  • rate this
    +5

    Comment number 320.

    Any chance the BBC might feedback to the Professor the reaction of all the contributors? I doubt it because they are just as clueless and biased!!!

    A great day for burglars!

  • rate this
    +2

    Comment number 319.

    •285.Perry
    What a disgusting selfish thing to say!!!!!!!!!

  • rate this
    +63

    Comment number 318.

    It is doubtful that prison helps, and punishment for punishment's sakes is wrong, but at least when they are in prison they won't be commiting any fraud or theft for the duration. If anybody can come up with a better solution brilliant.
    If I'm a victim of fraud or theft then I don't consider it to be a "nothing" offence.

  • rate this
    +5

    Comment number 317.
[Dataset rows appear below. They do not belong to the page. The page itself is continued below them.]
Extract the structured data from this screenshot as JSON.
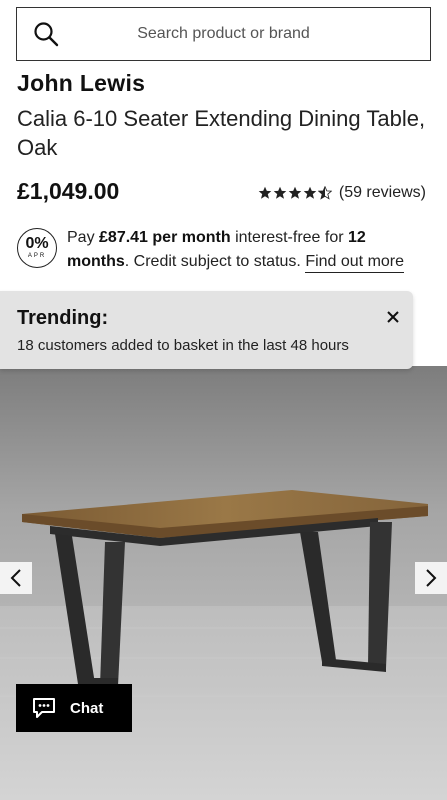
{
  "search": {
    "placeholder": "Search product or brand",
    "icon": "search-icon"
  },
  "product": {
    "brand": "John Lewis",
    "title": "Calia 6-10 Seater Extending Dining Table, Oak",
    "price": "£1,049.00",
    "rating": {
      "stars": 4.5,
      "max": 5,
      "reviews_label": "(59 reviews)"
    }
  },
  "finance": {
    "badge_pct": "0%",
    "badge_apr": "APR",
    "pay_text": "Pay ",
    "monthly": "£87.41 per month",
    "interest_text": " interest-free for ",
    "months": "12 months",
    "status_text": ". Credit subject to status. ",
    "link_label": "Find out more"
  },
  "trending": {
    "heading": "Trending:",
    "message": "18 customers added to basket in the last 48 hours"
  },
  "chat": {
    "label": "Chat"
  },
  "colors": {
    "trending_bg": "#e3e3e3",
    "chat_bg": "#000000",
    "wood": "#8a6a3e"
  }
}
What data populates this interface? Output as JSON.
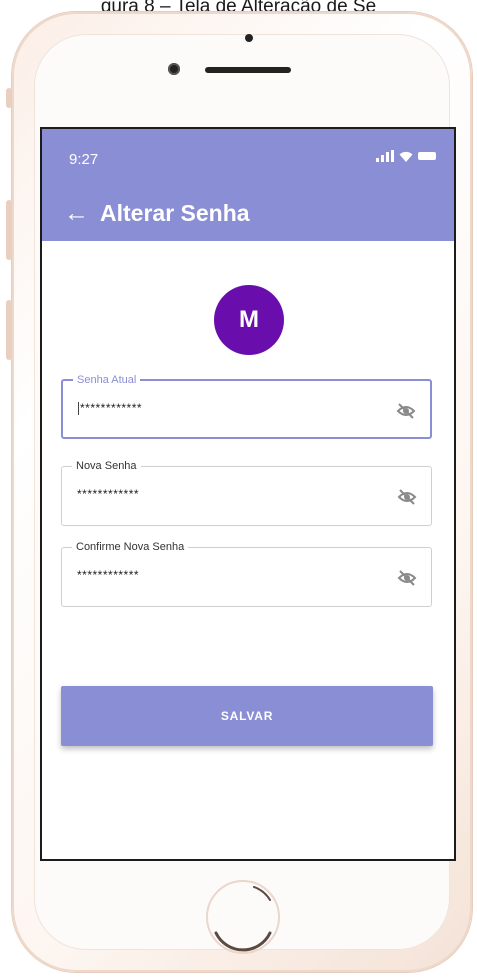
{
  "caption": "gura 8 – Tela de Alteração de Se",
  "status": {
    "time": "9:27"
  },
  "appbar": {
    "back_icon": "arrow-left-icon",
    "title": "Alterar Senha",
    "color": "#8A8ED4"
  },
  "avatar": {
    "initial": "M",
    "color": "#6A0DAD"
  },
  "form": {
    "fields": [
      {
        "label": "Senha Atual",
        "value": "************",
        "focused": true,
        "toggle_icon": "eye-off-icon"
      },
      {
        "label": "Nova Senha",
        "value": "************",
        "focused": false,
        "toggle_icon": "eye-off-icon"
      },
      {
        "label": "Confirme Nova Senha",
        "value": "************",
        "focused": false,
        "toggle_icon": "eye-off-icon"
      }
    ],
    "save_label": "SALVAR"
  }
}
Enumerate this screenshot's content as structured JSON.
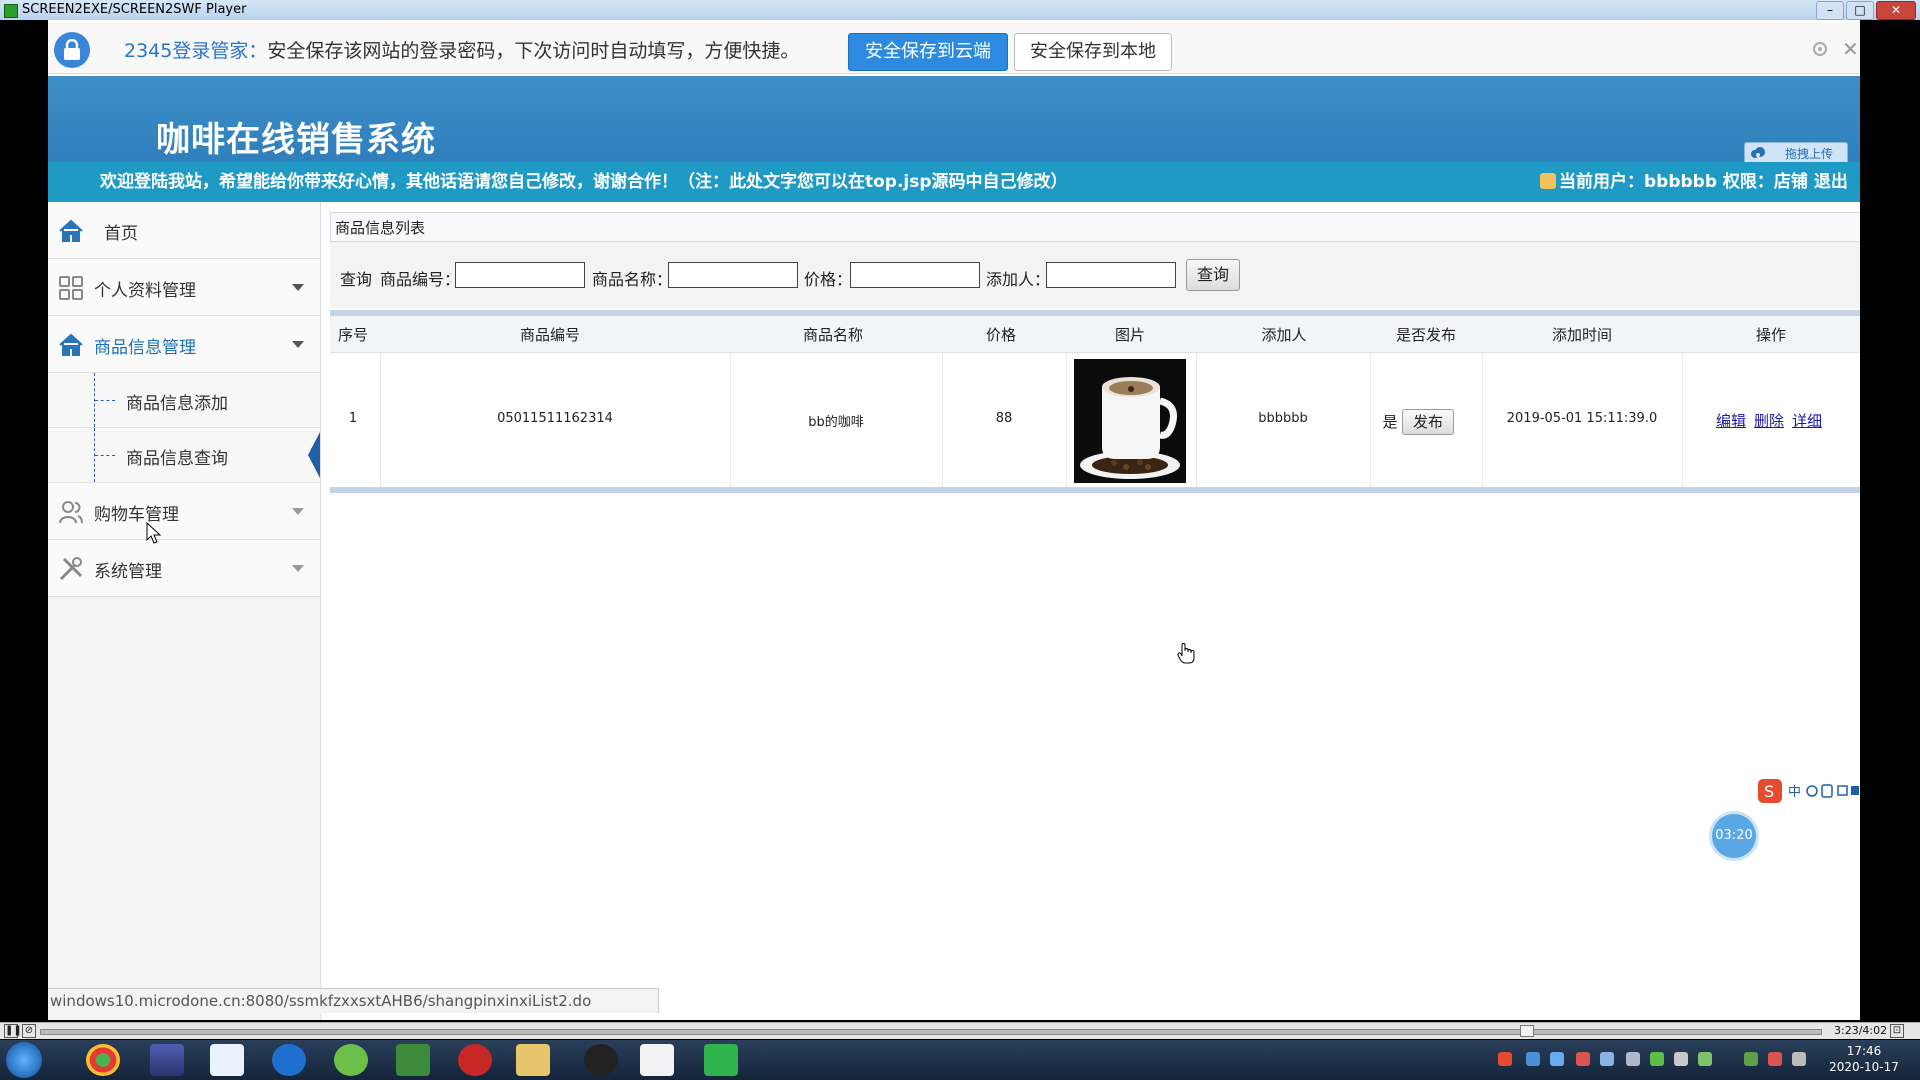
{
  "player": {
    "title": "SCREEN2EXE/SCREEN2SWF Player",
    "time_display": "3:23/4:02"
  },
  "notify": {
    "brand": "2345登录管家：",
    "message": "安全保存该网站的登录密码，下次访问时自动填写，方便快捷。",
    "save_cloud_label": "安全保存到云端",
    "save_local_label": "安全保存到本地"
  },
  "header": {
    "app_title": "咖啡在线销售系统",
    "upload_label": "拖拽上传",
    "welcome": "欢迎登陆我站，希望能给你带来好心情，其他话语请您自己修改，谢谢合作！（注：此处文字您可以在top.jsp源码中自己修改）",
    "user_info": "当前用户：bbbbbb 权限：店铺 退出"
  },
  "sidebar": {
    "items": [
      {
        "label": "首页"
      },
      {
        "label": "个人资料管理"
      },
      {
        "label": "商品信息管理"
      },
      {
        "label": "购物车管理"
      },
      {
        "label": "系统管理"
      }
    ],
    "sub_items": [
      {
        "label": "商品信息添加"
      },
      {
        "label": "商品信息查询"
      }
    ]
  },
  "content": {
    "panel_title": "商品信息列表",
    "search": {
      "query_label": "查询",
      "code_label": "商品编号：",
      "name_label": "商品名称：",
      "price_label": "价格：",
      "adder_label": "添加人：",
      "code_value": "",
      "name_value": "",
      "price_value": "",
      "adder_value": "",
      "button_label": "查询"
    },
    "table": {
      "headers": [
        "序号",
        "商品编号",
        "商品名称",
        "价格",
        "图片",
        "添加人",
        "是否发布",
        "添加时间",
        "操作"
      ],
      "rows": [
        {
          "index": "1",
          "code": "05011511162314",
          "name": "bb的咖啡",
          "price": "88",
          "adder": "bbbbbb",
          "published": "是",
          "publish_button": "发布",
          "added_time": "2019-05-01 15:11:39.0",
          "actions": [
            "编辑",
            "删除",
            "详细"
          ]
        }
      ]
    }
  },
  "status": {
    "url": "windows10.microdone.cn:8080/ssmkfzxxsxtAHB6/shangpinxinxiList2.do",
    "timer": "03:20"
  },
  "taskbar": {
    "time": "17:46",
    "date": "2020-10-17"
  }
}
    Thieves/fraudsters take more than valuables, they steal a sense of safety. Still, I doubt prison is effective for petty criminals: it's expensive, introduces them to harder criminals, and even gives them status.

    I'd like to see them forced to doubly compensate their victims and face punishment involving some form of public humiliation - nothing harmful, just something they'd hate to do twice.

  • rate this
    +5

    Comment number 316.

    This Ashworth bloke clearly thinks that prison it is to rehabilitate and should be fluffy & supportive.

    I believe that it should be to punish. It should be a truly horrible place where you are bored, confined & deprived of all but the basic necessities.

    You want rehabilitation?
    If it is unpleasant enough, criminals won't want to go back, will they?

    AND, if they are in, they can't commit crime.

  • rate this
    +3

    Comment number 315.

    Without proper punishment re-offending will continue, unfortunately our prison system is more of a holiday camp than punishment for most. Many learn new criminal skills inside rather than being made to work or learn skills useful to society. Why do we not give them training to find useful work when they are released? We must not forget the victims of these crimes though, we need punishments!

  • rate this
    +8

    Comment number 314.

    The professor is a loony. I've been burgled twice and i would have liked the perpetrators to have been sentenced to hard labour for ten years.

  • rate this
    0

    Comment number 313.

    In medicine, progress is made by carrying our comparative trials and adopting best practice. This approach should be adapted to the process of managing crime and those who commit crime.

    There are many ideas which may be more effective than prison. Lets try some, find out what works, adapt and further refine the best ideas and reduce crime by doing the things which work best.

  • rate this
    +4

    Comment number 312.

    173. tagradh
    We suffer the consequences whatever the reason they became criminals, the fact is they are criminals and need to be isolated from society.

  • rate this
    +4

    Comment number 311.

    So we are supposed to just fine them. How do we do this with the majority of offenders being on the dole? Is he suggesting that they pay a £1 a week out of their dole, which of course is tax payers money. No way, let them do time.

  • rate this
    +1

    Comment number 310.

    Off with their goolies.

  • rate this
    +11

    Comment number 309.

    Sorry but... WT*!!?? Stick them in jail for as long as possible if they steal, what's wrong with these people

  • rate this
    -3

    Comment number 308.

    This is not about leftyism it's about reality. Some offenders such as predatory sex offenders should be banished to penal colonies for life, same for some orgainised criminals, petty offending though is not solved by prison, never has been. Inclusion in our society is the answer not, not exclusion!

 

Page 38 of 54

 

More UK stories

RSS

Features

BBC © 2014 The BBC is not responsible for the content of external sites. Read more.

This page is best viewed in an up-to-date web browser with style sheets (CSS) enabled. While you will be able to view the content of this page in your current browser, you will not be able to get the full visual experience. Please consider upgrading your browser software or enabling style sheets (CSS) if you are able to do so.